What is a Non-Wage Garnishment?
Aug. 14, 2019
A non-wage garnishment is the creditor’s attachment, post-judgment, of the judgment debtor’s property, other than wages, which is in the possession, custody or control of third parties. A non-wage garnishment is a collection tool that enables a creditor to step into the debtor’s shoes and recover the assets owed to the debtor. This is a limited proceeding that should be used with caution in that you can only initiate these types of proceedings if certain requirements are met. The upside to this type of proceeding is that creditors can get access to assets of greater value than what can be deducted from a debtor’s wages, assuming those assets are not exempt. An example of a non-wage garnishment is seeking a turnover of business equipment to satisfy all or part of a debt.
The creditor is the garnishor and the party whom the creditor believes is to be holding assets or property of or is indebted to, the judgment debtor. This party is known as the garnishee. Use of a non-wage garnishment is limited in scope and not every liability owed to a judgment debtor is within the reach of the affidavit for garnishment. Only two classes of assets may be garnished under a non-wage garnishment: (1) a debt for which the judgment debtor could have properly maintained a proceeding against the garnishee for; and (2) property belonging to the debtor in the possession, control or custody of the garnishee.

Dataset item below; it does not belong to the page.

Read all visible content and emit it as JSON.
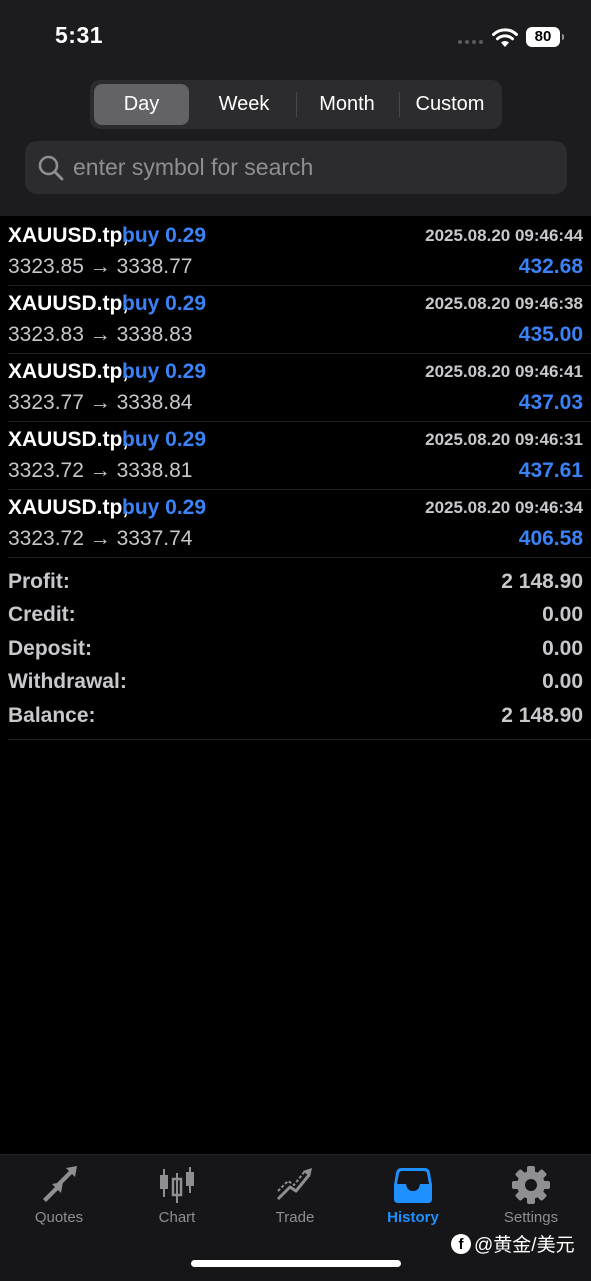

In addition, the debt must be legal in nature and not equitable. For example, equitable estates or beneficial interests are not subject to non-wage garnishments, only tangible, legal debts. The indebtedness must also be present due at the time the non-wage garnishment is filed. Further, the judgment creditor must have some likelihood to believe the garnishee is holding assets of the judgment debtor and is not allowed to go on a fishing expedition to attempt to discover the judgment creditors' assets. Unlike some post-judgment collection tools, if the non-wage garnishment does not satisfy the entire judgment, this proceeding cannot be converted into a citation to discover assets. Lastly, the non-wage garnishment creates a lien, but that lien is limited. The garnishment lien extends only to those funds in the hands of the garnishee at the time of service of the garnishment summons and remains a lien thereon pending the garnishment proceeding. Emphasis added. See 735 ILCS 5/12-707(a).